1. When It Comes To Plants, We’re Facing A Big Knowledge Gap
Today’s consumers aren’t stupid, but they know nearly nothing about gardening.
One of the key findings from our research is that Millennials feel ignorant about plants, and that is a feeling they can do without.
When we asked our focus group participants about how their last plant purchase worked for them, we heard a version of one of these two answers:
“Ugh, I don’t know why I bought it. I kill everything. Poor thing didn’t stand a chance with my black thumb.” Or “Surprisingly, it’s doing really well. I usually kill everything, so that plant got lucky this time!”
Notice there’s no sense of control on what happens in either outcome. It’s as if we gave them the ingredients for pie, but no recipe, and hoped for the best.
So practical advice is a must. But so is respect. Talk to them about how to know if a hanging basket needs watering and let them feel the difference between a dry and watered basket for themselves. And add signs to baskets about the usual lifespan (and blooming life) of an annual basket.
2. Millennials Want Plants To Be More Than Pretty
Don’t worry. Despite reports that Millennials only want edibles and succulents, we learned they still want attractive, flowering plants.
But they want all their plants to do more than just be a plant.
If they live in an apartment, they’ll like ideas of how plants can give them privacy from neighbors. Or they may want ideas for how to have an outdoor vertical garden that’s not expensive and labor intensive. And what about using pots of succulents to hold solar lights?
Food plants, of course, are inherently multipurpose. They give oxygen and fruit. If you can figure out a way to make them ornamental, as well, you’ll snag customers’ attention.
3. To Today’s Customer, Spending Time In Nature Means A Public Park Or Sporting Venue, Not Their Yard
A common complaint among us plant lovers is how few “G” programs there are on HGTV. But I’ve got a theory about why that is.
Sure, the results of a home makeover are instant and easy to photograph. But our research shows that consumers aren’t spending time in their yards. That’s a profound barrier to gaining the interest of potential customers.
Think about it. Where do guests gather for a dinner party? The kitchen island. Where do people relax after work? Either in front of the TV, or going out to do something like running in a park or meeting friends for a drink on a restaurant patio.
Our focus group participants echoed these trends. Even the nature lovers among them say they go to the beach or hit hiking trails when they want to be outside. The only time spent in their yard is doing chores like mowing and shoveling snow.
If you spend a lot of time indoors, you start looking at the wall colors critically, or begin day dreaming about a bigger pantry. So when no one spends time outside, that empty patch in the garden goes unnoticed, and that shady spot in the back corner doesn’t call out for a table and chairs.
It’s much harder selling plants to someone who thinks they only spell out hard work without giving much in return. Lifestyles are different today, but people are the same as they’ve always been. They want to feel in control, and they’ll pay attention only to what matters to them.
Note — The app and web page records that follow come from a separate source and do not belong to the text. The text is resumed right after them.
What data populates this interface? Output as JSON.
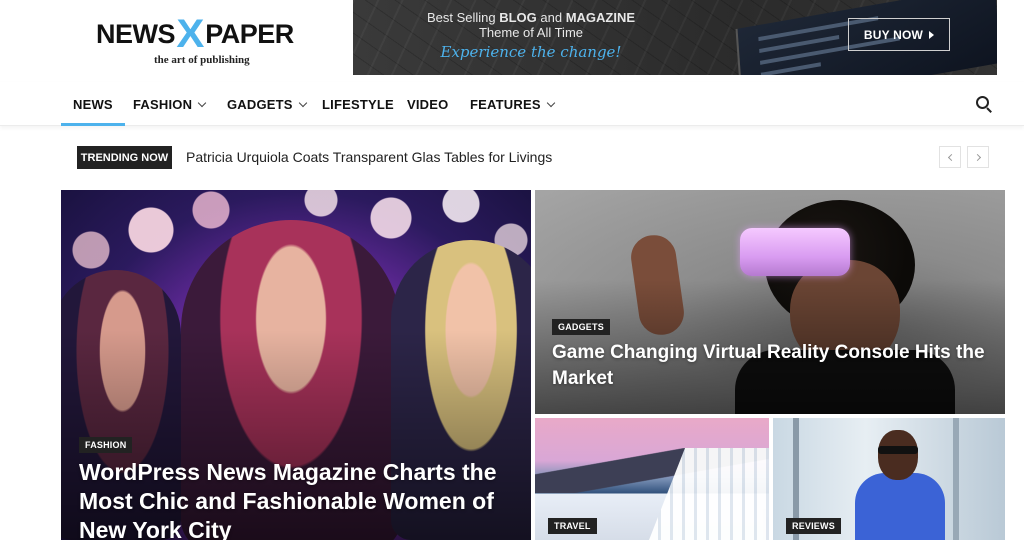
{
  "logo": {
    "part1": "NEWS",
    "part2": "X",
    "part3": "PAPER",
    "tagline": "the art of publishing"
  },
  "banner": {
    "line1_pre": "Best Selling ",
    "line1_b1": "BLOG",
    "line1_mid": " and ",
    "line1_b2": "MAGAZINE",
    "line2": "Theme of All Time",
    "line3": "Experience the change!",
    "button": "BUY NOW"
  },
  "nav": {
    "items": [
      {
        "label": "NEWS",
        "dropdown": false,
        "active": true
      },
      {
        "label": "FASHION",
        "dropdown": true
      },
      {
        "label": "GADGETS",
        "dropdown": true
      },
      {
        "label": "LIFESTYLE",
        "dropdown": false
      },
      {
        "label": "VIDEO",
        "dropdown": false
      },
      {
        "label": "FEATURES",
        "dropdown": true
      }
    ],
    "search_icon": "search-icon"
  },
  "trending": {
    "label": "TRENDING NOW",
    "text": "Patricia Urquiola Coats Transparent Glas Tables for Livings"
  },
  "tiles": [
    {
      "category": "FASHION",
      "title": "WordPress News Magazine Charts the Most Chic and Fashionable Women of New York City"
    },
    {
      "category": "GADGETS",
      "title": "Game Changing Virtual Reality Console Hits the Market"
    },
    {
      "category": "TRAVEL",
      "title": ""
    },
    {
      "category": "REVIEWS",
      "title": ""
    }
  ],
  "colors": {
    "accent": "#4db2ec",
    "dark": "#222222"
  }
}
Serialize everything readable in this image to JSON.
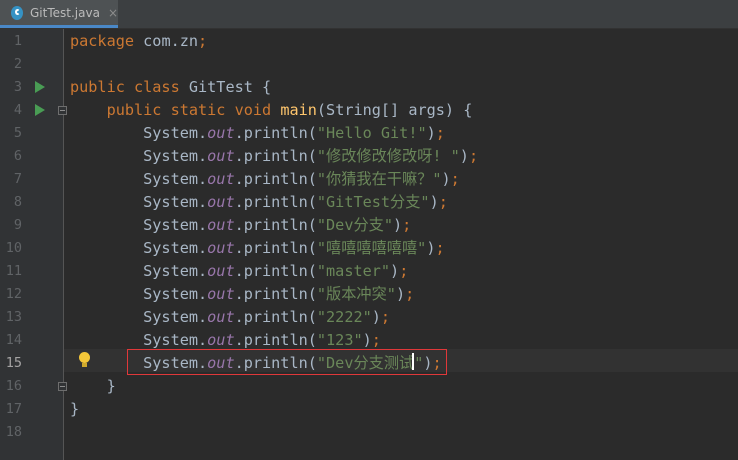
{
  "tab": {
    "label": "GitTest.java",
    "close": "×"
  },
  "editor": {
    "current_line": 15,
    "lines": [
      {
        "num": "1",
        "tokens": [
          [
            "kw",
            "package"
          ],
          [
            "plain",
            " com.zn"
          ],
          [
            "kw",
            ";"
          ]
        ]
      },
      {
        "num": "2",
        "tokens": []
      },
      {
        "num": "3",
        "tokens": [
          [
            "kw",
            "public class"
          ],
          [
            "plain",
            " GitTest {"
          ]
        ]
      },
      {
        "num": "4",
        "tokens": [
          [
            "plain",
            "    "
          ],
          [
            "kw",
            "public static void"
          ],
          [
            "plain",
            " "
          ],
          [
            "fn",
            "main"
          ],
          [
            "plain",
            "(String[] args) {"
          ]
        ]
      },
      {
        "num": "5",
        "tokens": [
          [
            "plain",
            "        System."
          ],
          [
            "fld",
            "out"
          ],
          [
            "plain",
            ".println("
          ],
          [
            "str",
            "\"Hello Git!\""
          ],
          [
            "plain",
            ")"
          ],
          [
            "kw",
            ";"
          ]
        ]
      },
      {
        "num": "6",
        "tokens": [
          [
            "plain",
            "        System."
          ],
          [
            "fld",
            "out"
          ],
          [
            "plain",
            ".println("
          ],
          [
            "str",
            "\"修改修改修改呀! \""
          ],
          [
            "plain",
            ")"
          ],
          [
            "kw",
            ";"
          ]
        ]
      },
      {
        "num": "7",
        "tokens": [
          [
            "plain",
            "        System."
          ],
          [
            "fld",
            "out"
          ],
          [
            "plain",
            ".println("
          ],
          [
            "str",
            "\"你猜我在干嘛？\""
          ],
          [
            "plain",
            ")"
          ],
          [
            "kw",
            ";"
          ]
        ]
      },
      {
        "num": "8",
        "tokens": [
          [
            "plain",
            "        System."
          ],
          [
            "fld",
            "out"
          ],
          [
            "plain",
            ".println("
          ],
          [
            "str",
            "\"GitTest分支\""
          ],
          [
            "plain",
            ")"
          ],
          [
            "kw",
            ";"
          ]
        ]
      },
      {
        "num": "9",
        "tokens": [
          [
            "plain",
            "        System."
          ],
          [
            "fld",
            "out"
          ],
          [
            "plain",
            ".println("
          ],
          [
            "str",
            "\"Dev分支\""
          ],
          [
            "plain",
            ")"
          ],
          [
            "kw",
            ";"
          ]
        ]
      },
      {
        "num": "10",
        "tokens": [
          [
            "plain",
            "        System."
          ],
          [
            "fld",
            "out"
          ],
          [
            "plain",
            ".println("
          ],
          [
            "str",
            "\"嘻嘻嘻嘻嘻嘻\""
          ],
          [
            "plain",
            ")"
          ],
          [
            "kw",
            ";"
          ]
        ]
      },
      {
        "num": "11",
        "tokens": [
          [
            "plain",
            "        System."
          ],
          [
            "fld",
            "out"
          ],
          [
            "plain",
            ".println("
          ],
          [
            "str",
            "\"master\""
          ],
          [
            "plain",
            ")"
          ],
          [
            "kw",
            ";"
          ]
        ]
      },
      {
        "num": "12",
        "tokens": [
          [
            "plain",
            "        System."
          ],
          [
            "fld",
            "out"
          ],
          [
            "plain",
            ".println("
          ],
          [
            "str",
            "\"版本冲突\""
          ],
          [
            "plain",
            ")"
          ],
          [
            "kw",
            ";"
          ]
        ]
      },
      {
        "num": "13",
        "tokens": [
          [
            "plain",
            "        System."
          ],
          [
            "fld",
            "out"
          ],
          [
            "plain",
            ".println("
          ],
          [
            "str",
            "\"2222\""
          ],
          [
            "plain",
            ")"
          ],
          [
            "kw",
            ";"
          ]
        ]
      },
      {
        "num": "14",
        "tokens": [
          [
            "plain",
            "        System."
          ],
          [
            "fld",
            "out"
          ],
          [
            "plain",
            ".println("
          ],
          [
            "str",
            "\"123\""
          ],
          [
            "plain",
            ")"
          ],
          [
            "kw",
            ";"
          ]
        ]
      },
      {
        "num": "15",
        "tokens": [
          [
            "plain",
            "        System."
          ],
          [
            "fld",
            "out"
          ],
          [
            "plain",
            ".println("
          ],
          [
            "str",
            "\"Dev分支测试\""
          ],
          [
            "plain",
            ")"
          ],
          [
            "kw",
            ";"
          ]
        ]
      },
      {
        "num": "16",
        "tokens": [
          [
            "plain",
            "    }"
          ]
        ]
      },
      {
        "num": "17",
        "tokens": [
          [
            "plain",
            "}"
          ]
        ]
      },
      {
        "num": "18",
        "tokens": []
      }
    ]
  },
  "gutter_icons": {
    "run_lines": [
      3,
      4
    ],
    "fold_lines": [
      4,
      16
    ],
    "bulb_line": 15
  },
  "colors": {
    "background": "#2b2b2b",
    "keyword": "#cc7832",
    "string": "#6a8759",
    "method": "#ffc66d",
    "field": "#9876aa",
    "highlight_box": "#e0383a"
  }
}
I urge you to take another look at what you are telling customers through your signage and tags, and through your advertisements. Millennials are not an alien mystery that’s hard to understand. They’re just like you, but living in a world where plants are no longer a given.